Tuesday, January 12, 2010

The Double Standard (Golden Parachute Edition)

The next time you hear a liberal complain about the severance package for some Wall Street fat cat, considering the following example of "golden parachutes" outside the corporate suite.

In this case, the firm about to pay through the nose isn't an investment bank, or a brokerage house--it's a television network. We refer to NBC, which is trying to resolve its late-night programming disaster. Earlier this afternoon, Tonight Show host Conan O'Brien announced that he would not accept his show's move to 12:05 a.m. (as NBC suggested), clearing Jay Leno's return to his old 11:35 timeslot.

With that decision, Mr. O'Brien is all-but-certain to leave the network, triggering his "escape clause." According to entertainment sources, Conan will receive up to $28 million, the remaining value of his contract with NBC. The final figure is subject to negotiation, but Mr. O'Brien is represented by a team of heavyweight Hollywood lawyers; for pushing Conan out of the host's chair, NBC will pay a staggering price.

Maybe that's why O'Brien told fans not to worry about him. That eight-figure payday should be enough to tide him over until he signs a new deal with Fox or ABC.

So where's the outrage? When a failed exec gets a big payout, the libs are normally enraged. And, Mr. O'Brien is an executive; his production company (Conaco) produces Tonight for NBC. During his tenure, the program lost an estimated 2 million viewers and ad revenues declined, impacting the network's bottom line. Apparently, Conan has something in common with other failures in the business world.

But, because he's a media favorite--and labors in the entertainment industry--Mr. O'Brien will (apparently) be spared the criticism leveled at fired business execs. Another double-standard? You decide.


Chris said...

Aw.......c'mon already! "Left media." Uh, isn't that why O'Reilly and company are in business...to provide a counter to the "left media?"

I may be wrong, but I don't hear Fox News pundits screaming about this one. Hell, maybe after reading your post, they will. But until then, I think you ought to reconsider having your last sentence in your post. It sullies an otherwise well-written missive.

popantipop said...

I think you have this one wrong. Conan had a proven track record before he moved to this slot. NBC engaged him in a contract and promised him a few years to grow the show. NBC backed out of the deal before he fully had the time to develop the show. Conan deserves to have most of his contract paid out because of that. I would send this around to my friends as I do think you make great points but I think your focus on the liberal part of it waters down your argument and takes a smart post and turns it into just some bashing. Leave the bashing to Rush. Your blog is too good for that.

Unknown said...

And there's usually not much hand-wringing about how much major sports figures pull down. Even though the public indirectly subsidizes their salaries in many cases through public financing of stadiums and arenas. The public seems to buy the meritocracy of sports and entertainment, and disparate salaries in same, but not in business generally.
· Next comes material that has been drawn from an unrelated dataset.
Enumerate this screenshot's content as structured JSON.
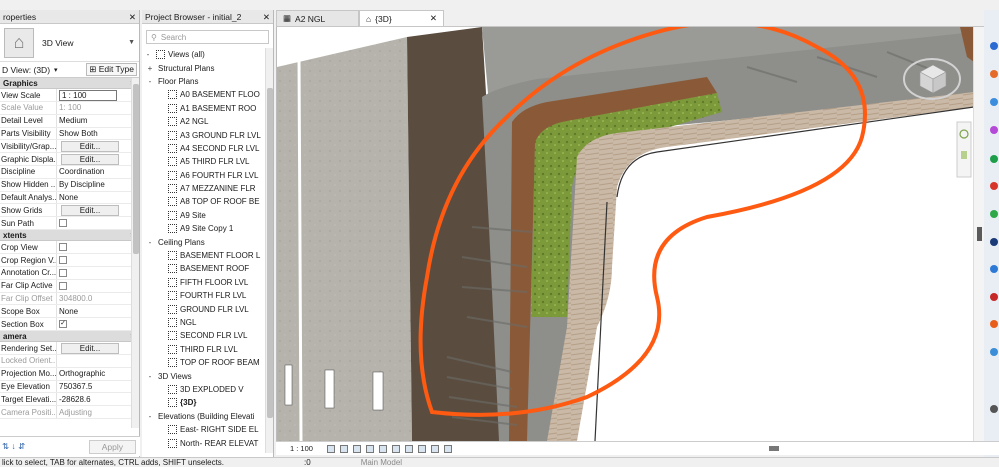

RPB said...

Conan's contract and show do not predicate on the forced payment of hundreds of billions of taxpayers' dollars and the guaranteed back stop of many trillions more.